<p>Nazi district leader of Franconia Julius Streicher (right), propaganda minister Joseph Goebbels (second from right), and other Nazi officials attend the opening of the exhibition <a href="/narrative/11815/en"><em>Der ewige Jude</em></a> (The Eternal Jew). Munich, Germany, November 8, 1937.</p>

1937: Key Dates

February 27-March 9
German Criminal Police officials round up approximately 2,000 convicted offenders and incarcerate them in concentration camps. This is the first mass roundup of persons not deemed to be political opponents for incarceration in concentration camps.

July 15
The Inspectorate of Concentration Camps opens the Buchenwald concentration camp near the city of Weimar, Germany. Camp authorities will murder at least 56,000 prisoners in the Buchenwald camp system, some 11,000 of them Jews.

November 8
Der Ewige Jude (The Eternal Jew), a Nazi propaganda exhibition, opens in Munich.

November 13
SS chief Heinrich Himmler consolidates the regional chain of command of the SS and police by establishing the position of Higher SS and Police Leader (Höhere SS- und Polizeiführer; HSSPF). The HSSPF will act as Himmler's regional representative and, in times of emergency, command all the SS and police forces stationed in his jurisdiction.

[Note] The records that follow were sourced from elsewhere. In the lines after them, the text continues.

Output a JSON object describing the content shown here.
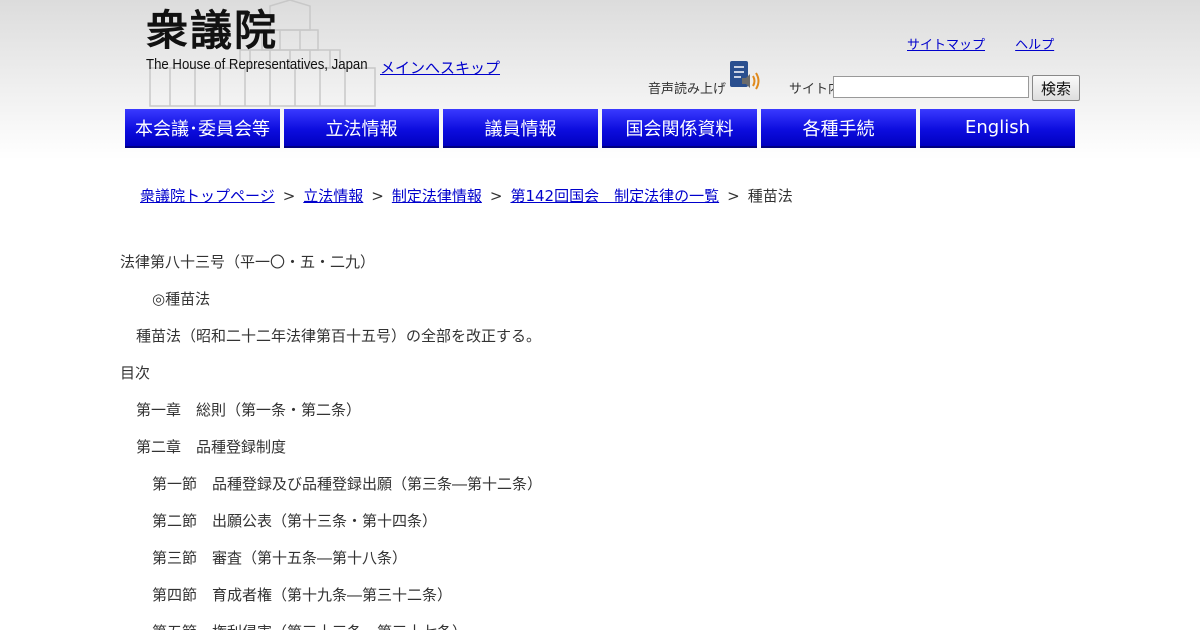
{
  "header": {
    "logo_jp": "衆議院",
    "logo_en": "The House of Representatives, Japan",
    "skip_link": "メインへスキップ",
    "sitemap": "サイトマップ",
    "help": "ヘルプ",
    "audio_label": "音声読み上げ",
    "search_label": "サイト内",
    "search_value": "",
    "search_button": "検索"
  },
  "nav": {
    "items": [
      "本会議･委員会等",
      "立法情報",
      "議員情報",
      "国会関係資料",
      "各種手続",
      "English"
    ]
  },
  "breadcrumb": {
    "items": [
      "衆議院トップページ",
      "立法情報",
      "制定法律情報",
      "第142回国会　制定法律の一覧"
    ],
    "separator": ">",
    "current": "種苗法"
  },
  "content": {
    "law_number": "法律第八十三号（平一〇・五・二九）",
    "law_title": "◎種苗法",
    "preamble": "種苗法（昭和二十二年法律第百十五号）の全部を改正する。",
    "toc_heading": "目次",
    "toc": [
      {
        "level": 1,
        "text": "第一章　総則（第一条・第二条）"
      },
      {
        "level": 1,
        "text": "第二章　品種登録制度"
      },
      {
        "level": 2,
        "text": "第一節　品種登録及び品種登録出願（第三条―第十二条）"
      },
      {
        "level": 2,
        "text": "第二節　出願公表（第十三条・第十四条）"
      },
      {
        "level": 2,
        "text": "第三節　審査（第十五条―第十八条）"
      },
      {
        "level": 2,
        "text": "第四節　育成者権（第十九条―第三十二条）"
      },
      {
        "level": 2,
        "text": "第五節　権利侵害（第三十三条―第三十七条）"
      }
    ]
  }
}
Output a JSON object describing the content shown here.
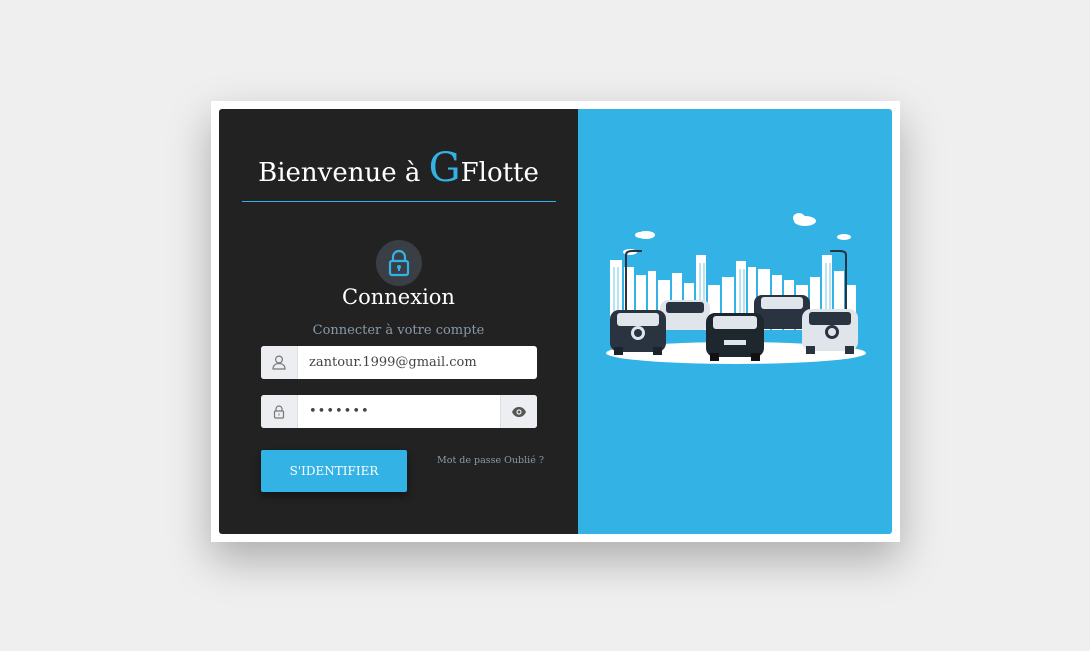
{
  "header": {
    "welcome_prefix": "Bienvenue à ",
    "brand_initial": "G",
    "brand_rest": "Flotte"
  },
  "login": {
    "title": "Connexion",
    "subtitle": "Connecter à votre compte",
    "email_value": "zantour.1999@gmail.com",
    "password_value": "•••••••",
    "submit_label": "S'IDENTIFIER",
    "forgot_label": "Mot de passe Oublié ?"
  },
  "icons": {
    "lock": "lock-icon",
    "user": "user-icon",
    "password": "padlock-icon",
    "toggle": "eye-icon",
    "illustration": "city-cars-illustration"
  },
  "colors": {
    "accent": "#33b2e5",
    "panel_dark": "#222222",
    "background": "#efefef"
  }
}
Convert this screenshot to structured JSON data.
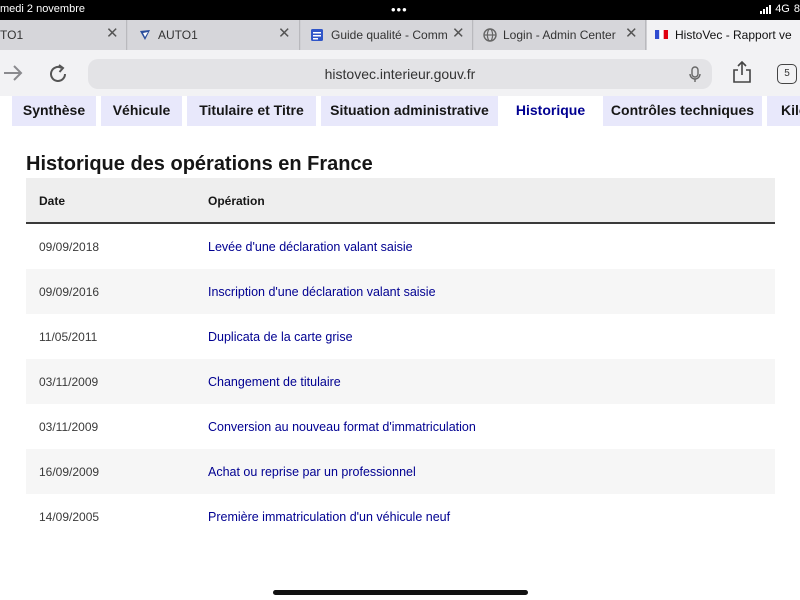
{
  "status_bar": {
    "date": "medi 2 novembre",
    "dots": "•••",
    "network": "4G",
    "battery": "8"
  },
  "browser_tabs": [
    {
      "label": "TO1"
    },
    {
      "label": "AUTO1"
    },
    {
      "label": "Guide qualité - Comm"
    },
    {
      "label": "Login - Admin Center"
    },
    {
      "label": "HistoVec - Rapport ve"
    }
  ],
  "toolbar": {
    "url": "histovec.interieur.gouv.fr",
    "tab_count": "5"
  },
  "nav_tabs": [
    {
      "label": "Synthèse"
    },
    {
      "label": "Véhicule"
    },
    {
      "label": "Titulaire et Titre"
    },
    {
      "label": "Situation administrative"
    },
    {
      "label": "Historique"
    },
    {
      "label": "Contrôles techniques"
    },
    {
      "label": "Kilo"
    }
  ],
  "active_nav_tab": "Historique",
  "section_title": "Historique des opérations en France",
  "table": {
    "headers": [
      "Date",
      "Opération"
    ],
    "rows": [
      {
        "date": "09/09/2018",
        "operation": "Levée d'une déclaration valant saisie"
      },
      {
        "date": "09/09/2016",
        "operation": "Inscription d'une déclaration valant saisie"
      },
      {
        "date": "11/05/2011",
        "operation": "Duplicata de la carte grise"
      },
      {
        "date": "03/11/2009",
        "operation": "Changement de titulaire"
      },
      {
        "date": "03/11/2009",
        "operation": "Conversion au nouveau format d'immatriculation"
      },
      {
        "date": "16/09/2009",
        "operation": "Achat ou reprise par un professionnel"
      },
      {
        "date": "14/09/2005",
        "operation": "Première immatriculation d'un véhicule neuf"
      }
    ]
  },
  "colors": {
    "accent": "#000091",
    "nav_tab_bg": "#e8e8fb",
    "row_alt_bg": "#f6f6f6"
  },
  "icons": [
    "back-arrow-icon",
    "reload-icon",
    "microphone-icon",
    "share-icon",
    "close-icon",
    "globe-icon",
    "french-flag-icon",
    "document-icon",
    "site-logo-icon"
  ]
}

December 14
SS chief and Chief of German Police Heinrich Himmler passes a decree on Preventive Suppression of Crime by the Police (Grunderlaß über vorbeugende Verbrechensbekämpfung durch die Polizei), which facilitates the roundup of persons deemed to be: engaging in chronic “asocial” behavior (Asoziale); habitual criminals (Gewohnheitsverbrecher); or making their living from criminal activity (Berufsverbrecher). The German authorities often include Roma (Gypsies) in these groups.

The decree authorizes the German Criminal Police to round up persons suspected of engaging in asocial or criminal behavior without evidence of a specific criminal act, to hold them for an indefinite period of time, and to incarcerate them in concentration camps. By 1943 the German police will send more than 70,000 “asocial” persons and previously convicted criminals to concentration camps. Almost half of them die by the end of 1943.